ISASA had great foresight in making operational sustainability a new strategic focus five years ago. With no end in sight with the energy crises, it is a relief that ISASA installed solar panels and battery backup at the offices. We are now, mostly, energy self-reliant.
Efforts are now turning to water supply. A single water tank also provides backup water storage for approximately one day. However, there are plans to address water sustainability more intensely now that the solar power project is complete.
Relief and hope
Due to the regulatory changes required to manage the COVID-19 pandemic, ISASA heavily relied on the assistance and guidance of the Department of Basic Education. The achievements of the past five years would not have been possible without our Minister of Basic Education, Angie Motshekga, and her Director General, Mathanzima Mweli. South Africa’s government contends that its purpose is to put people first – batho pele.
Minister Motshekga and her department certainly embody this sentiment. With a worldwide crisis having been thrust upon us, Minister Motshekga supported learners in independent schools.
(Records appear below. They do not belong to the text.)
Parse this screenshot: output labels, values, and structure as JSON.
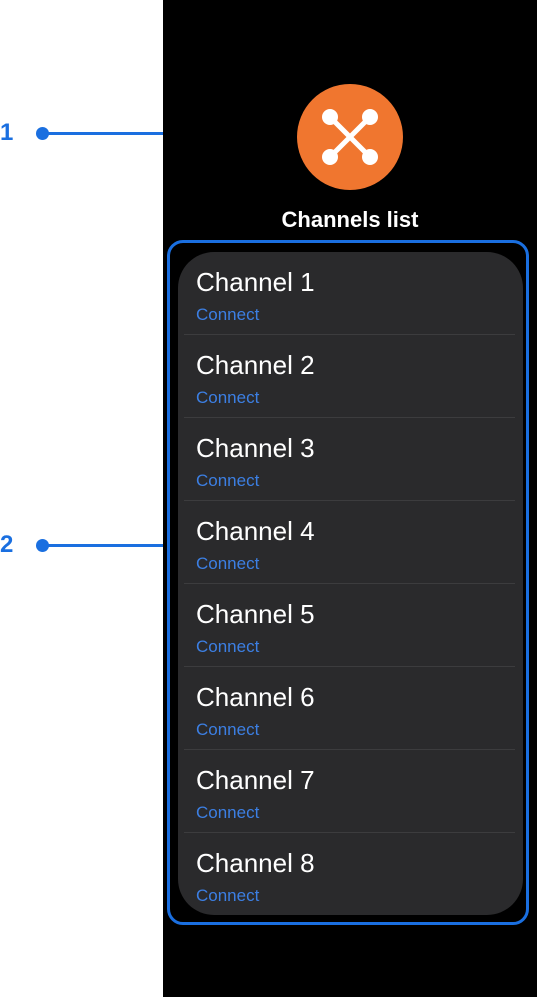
{
  "callouts": [
    {
      "label": "1"
    },
    {
      "label": "2"
    }
  ],
  "app": {
    "icon": "network-hub-icon",
    "icon_color": "#f0762f",
    "title": "Channels list"
  },
  "channels": [
    {
      "name": "Channel 1",
      "action": "Connect"
    },
    {
      "name": "Channel 2",
      "action": "Connect"
    },
    {
      "name": "Channel 3",
      "action": "Connect"
    },
    {
      "name": "Channel 4",
      "action": "Connect"
    },
    {
      "name": "Channel 5",
      "action": "Connect"
    },
    {
      "name": "Channel 6",
      "action": "Connect"
    },
    {
      "name": "Channel 7",
      "action": "Connect"
    },
    {
      "name": "Channel 8",
      "action": "Connect"
    }
  ],
  "colors": {
    "accent": "#1a6fe0",
    "link": "#3c7fe3",
    "list_background": "#2a2a2c",
    "screen_background": "#000000"
  }
}
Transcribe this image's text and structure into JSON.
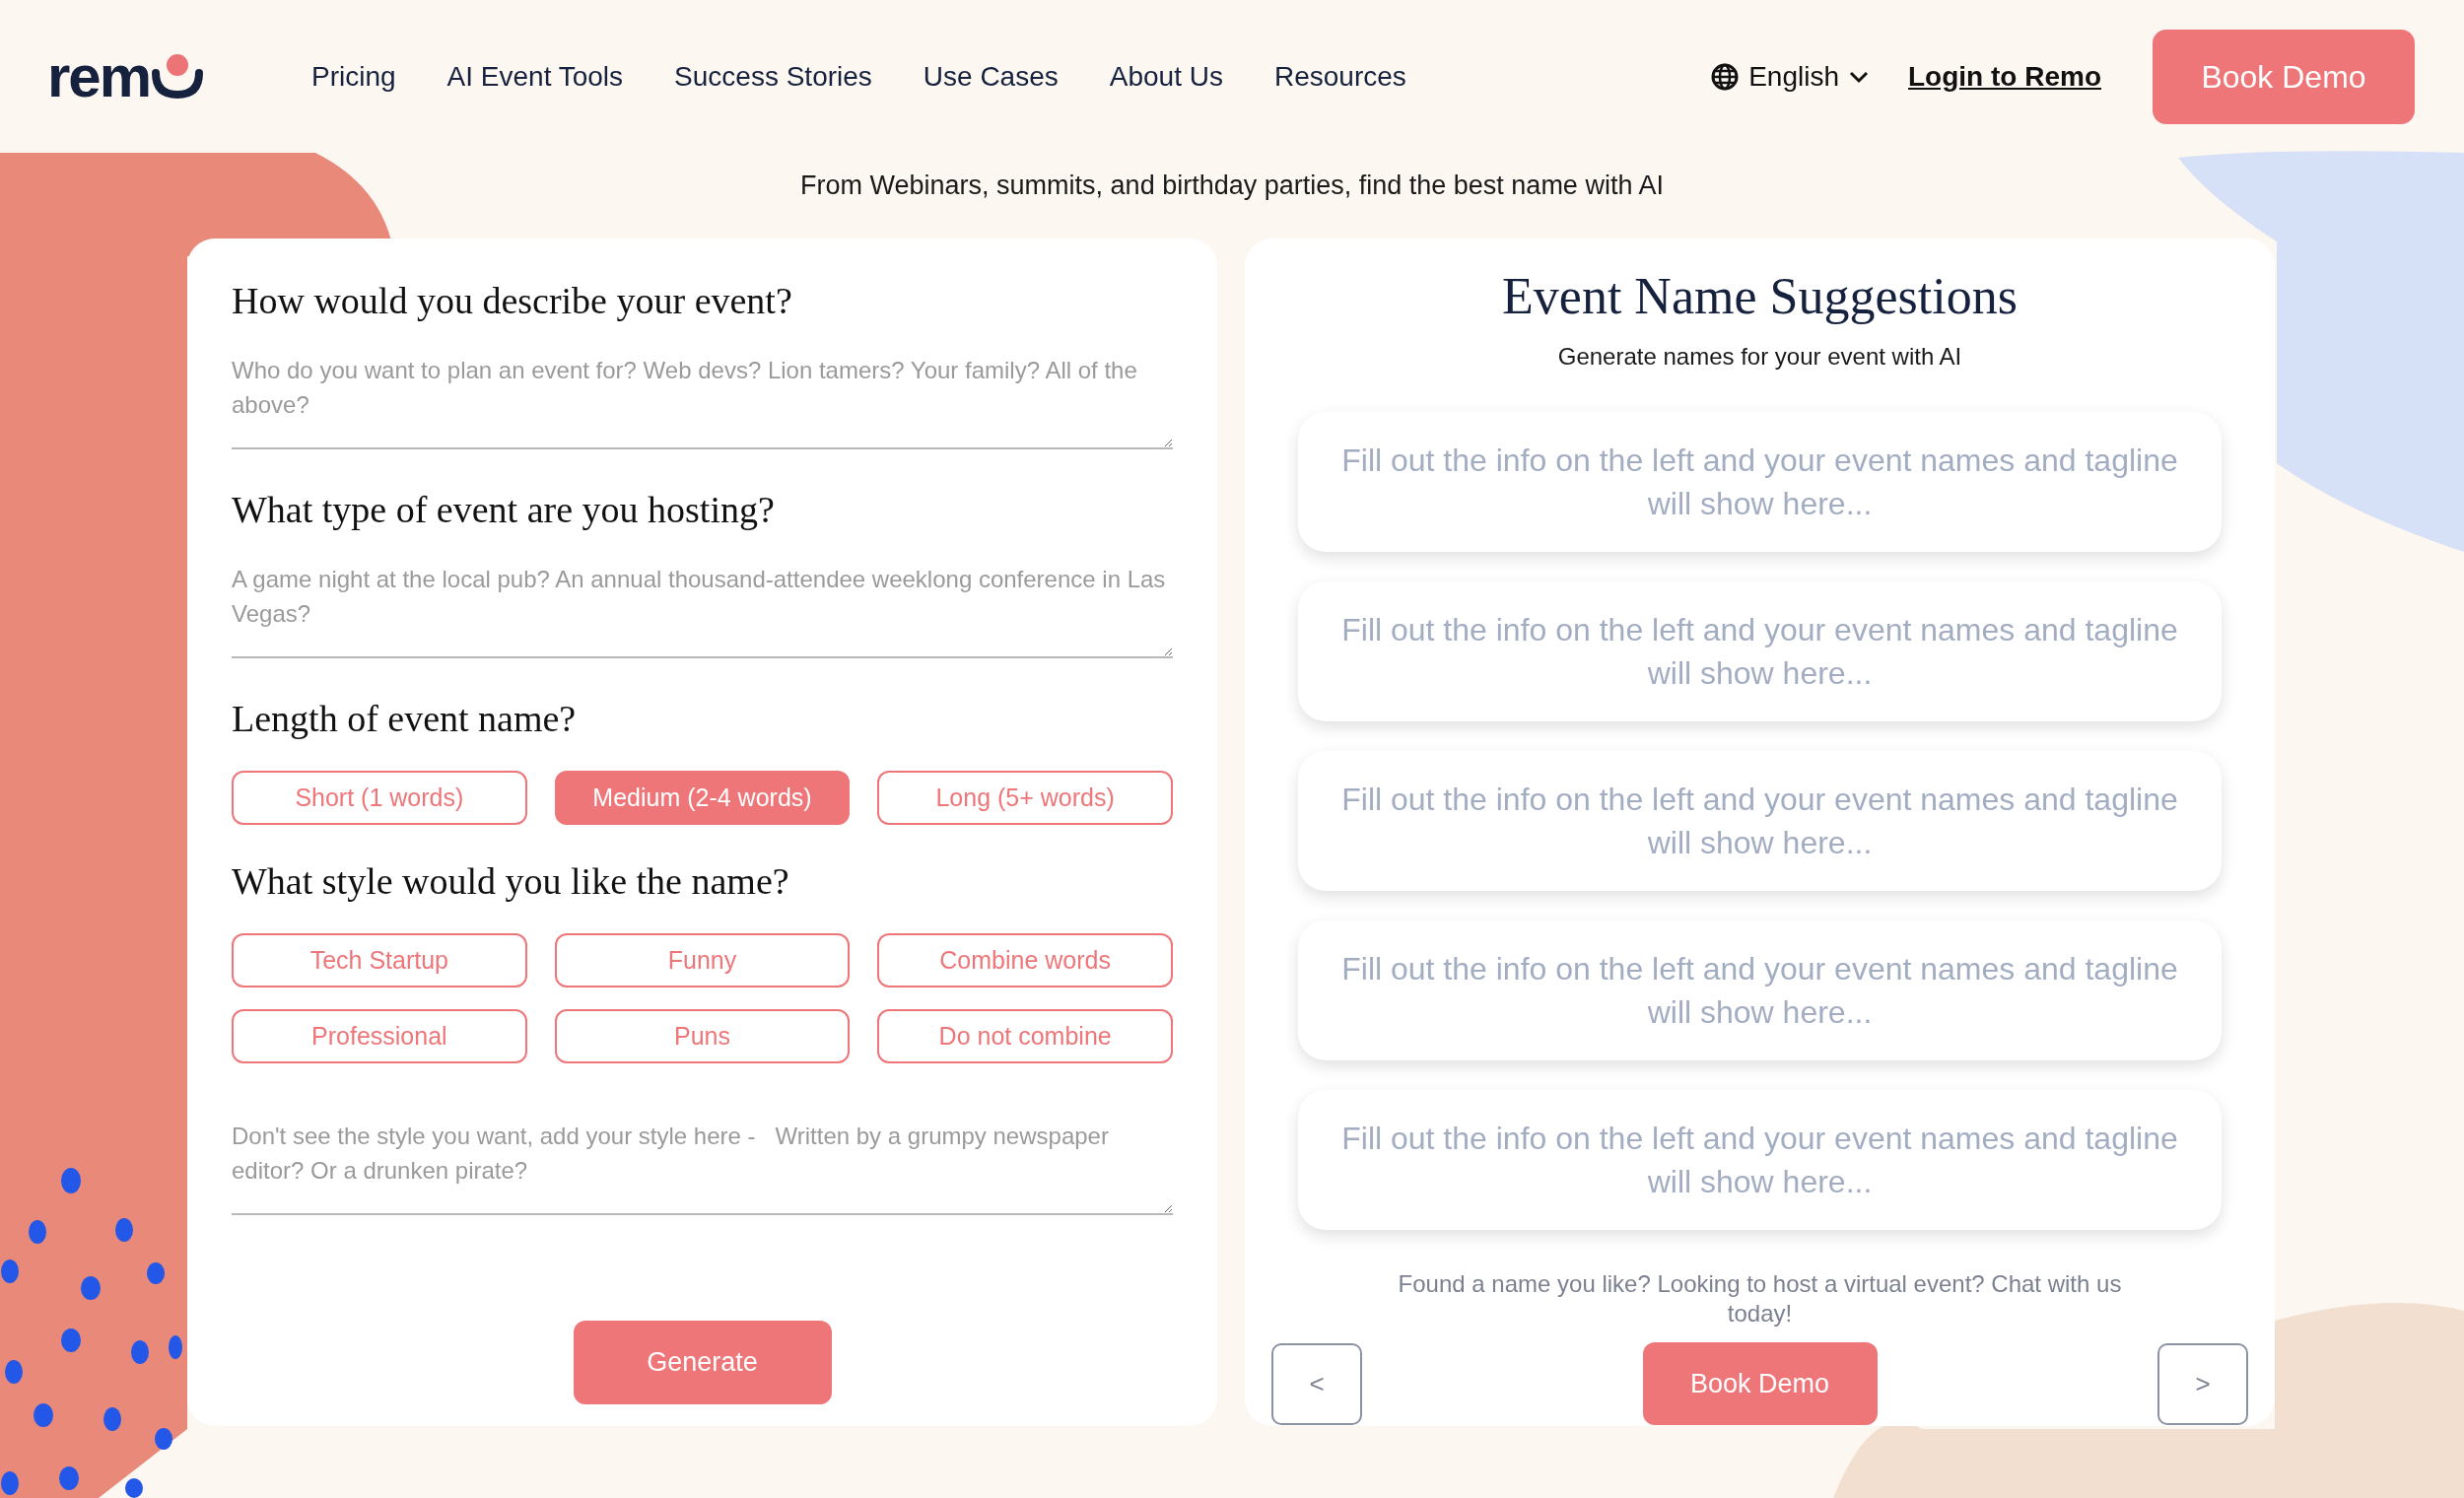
{
  "header": {
    "logo": "rem",
    "nav": [
      "Pricing",
      "AI Event Tools",
      "Success Stories",
      "Use Cases",
      "About Us",
      "Resources"
    ],
    "language": "English",
    "login": "Login to Remo",
    "cta": "Book Demo"
  },
  "tagline": "From Webinars, summits, and birthday parties, find the best name with AI",
  "form": {
    "sections": [
      {
        "kind": "text",
        "heading": "How would you describe your event?",
        "placeholder": "Who do you want to plan an event for? Web devs? Lion tamers? Your family? All of the above?"
      },
      {
        "kind": "text",
        "heading": "What type of event are you hosting?",
        "placeholder": "A game night at the local pub? An annual thousand-attendee weeklong conference in Las Vegas?"
      },
      {
        "kind": "options",
        "heading": "Length of event name?",
        "options": [
          {
            "label": "Short (1 words)",
            "selected": false
          },
          {
            "label": "Medium (2-4 words)",
            "selected": true
          },
          {
            "label": "Long (5+ words)",
            "selected": false
          }
        ]
      },
      {
        "kind": "options",
        "heading": "What style would you like the name?",
        "options": [
          {
            "label": "Tech Startup",
            "selected": false
          },
          {
            "label": "Funny",
            "selected": false
          },
          {
            "label": "Combine words",
            "selected": false
          },
          {
            "label": "Professional",
            "selected": false
          },
          {
            "label": "Puns",
            "selected": false
          },
          {
            "label": "Do not combine",
            "selected": false
          }
        ]
      },
      {
        "kind": "text",
        "placeholder": "Don't see the style you want, add your style here -   Written by a grumpy newspaper editor? Or a drunken pirate?"
      }
    ],
    "submit": "Generate"
  },
  "results": {
    "title": "Event Name Suggestions",
    "subtitle": "Generate names for your event with AI",
    "cards": [
      "Fill out the info on the left and your event names and tagline will show here...",
      "Fill out the info on the left and your event names and tagline will show here...",
      "Fill out the info on the left and your event names and tagline will show here...",
      "Fill out the info on the left and your event names and tagline will show here...",
      "Fill out the info on the left and your event names and tagline will show here..."
    ],
    "footer": "Found a name you like? Looking to host a virtual event? Chat with us today!",
    "prev": "<",
    "cta": "Book Demo",
    "next": ">"
  }
}
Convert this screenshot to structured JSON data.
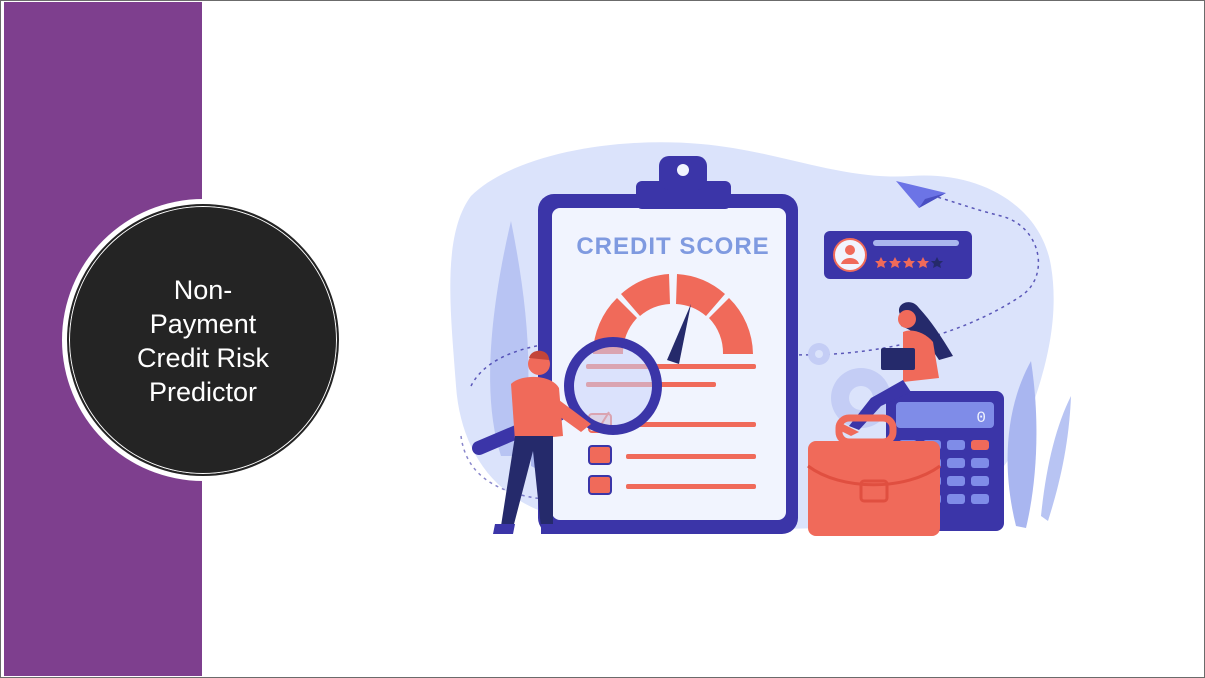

ISASA thanks her for this, especially during such a trying time and under much criticism.
As we look back on the successes of the past five years, one is suffused with relief to have so many good stories to convey, despite the enormous and myriad challenges that assailed our sector. ISASA remains resolute to lead the independent schooling sector in its pursuit to provide quality education.
We will continue to champion the sector in a spirit of irrepressible hope and to operate as a voluntary, values-based, public- spirited body dedicated to advancing quality independent education in Southern Africa. We are similarly committed to becoming increasingly inclusive and diverse in our membership whilst retaining high standards as a condition of membership.
We dream of a country where quality education is available to all learners and the value of independent education in contributing to this goal is fully recognised.